Regarding the reasons for this kind of reception, I have heard various hypotheses. But there are none that I consider fully satisfying.

CH: As one focus in your current project lies on language, translation, understanding: Were you »lost in translation« sometimes whilst working between Germany and Japan?

PW: Constantly. But people here go out of their way to help, and most times a combination of smiles, gestures, and chunks of Japanese and English works somehow.

CH: Talking about work practices, creativity, productivity: How would you describe your typical working day? For example, are there things which are indispensable for your daily working routine?

PW: I cannot say there is a typical working day. There are desk days and there are exploration days, on which I go out to look at things and places or to meet people, also in the surrounding area of the region like Osaka and Kobe. So, one indispensable thing is a magnetic top up card that is valid for all public transport and replaces paper tickets.

CH: Artist residencies seem to play an important role in foreign affairs and help diplomacy and countries build soft power. Considering this and being at Solitude and Villa Kamogawa, would you agree and where do you see yourself as an artist in this context?

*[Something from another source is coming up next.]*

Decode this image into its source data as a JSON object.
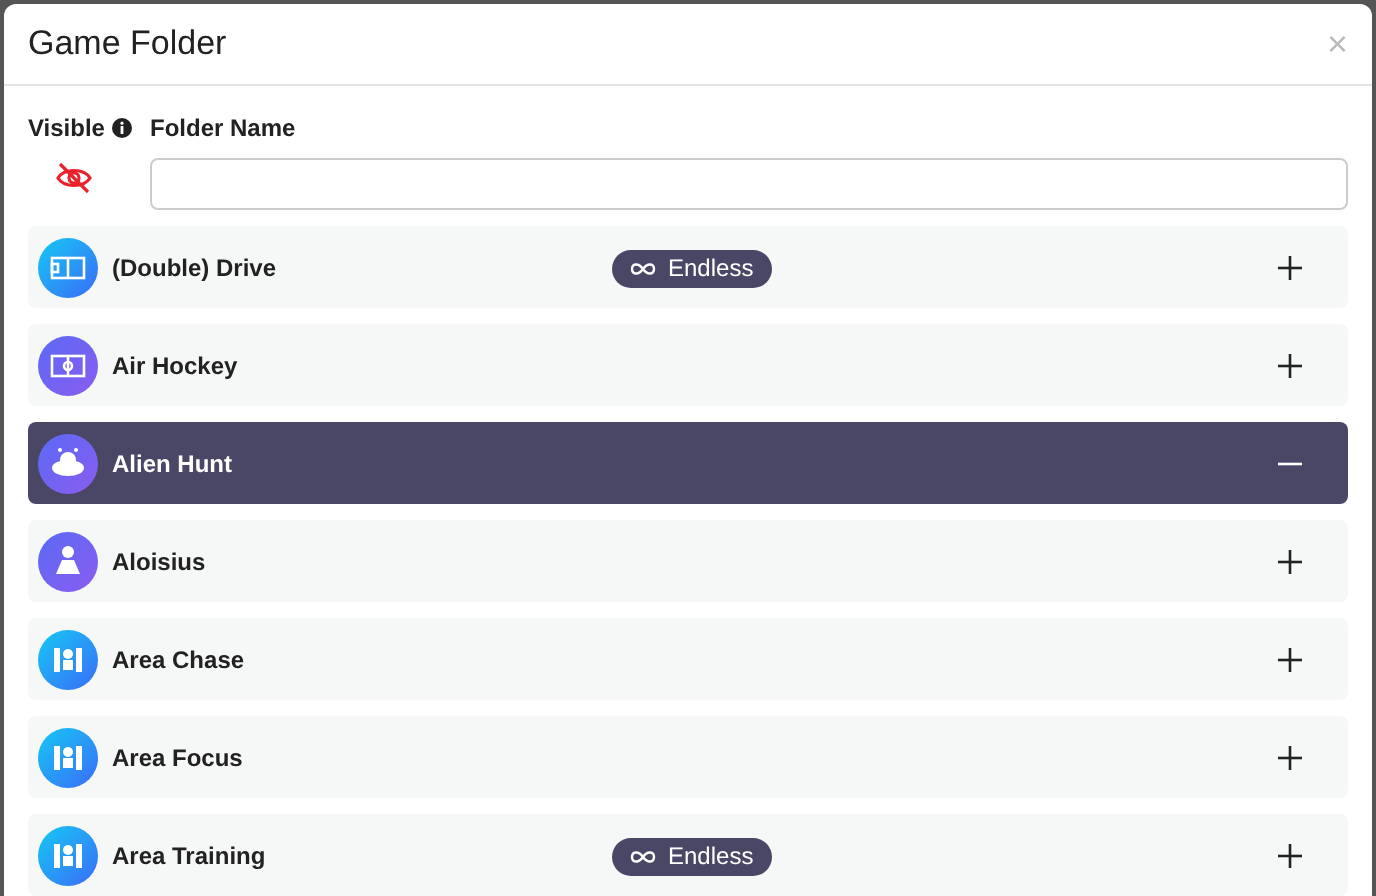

PW: Yes, although I think at Solitude the official character of this is much less noticeable. In terms of diplomacy, the Goethe-Institut, which runs the Villa Kamogawa, is the institution representing German culture abroad, and in some ways the resident artists become part of that sort of outside representation. This facet isn’t there in Solitude, where most of the interaction happens between the resident artists and their diverse backgrounds. Here, it’s much more the interaction with a new place and the surroundings and people that are in the foreground.

CH: When you are back to Germany, what will happen? Are you involved in any upcoming shows?

PW: It’s not entirely clear yet. Fictitious Force, a short film that I edited in Solitude, is showing at festivals right now and will hopefully travel a bit more over the next months.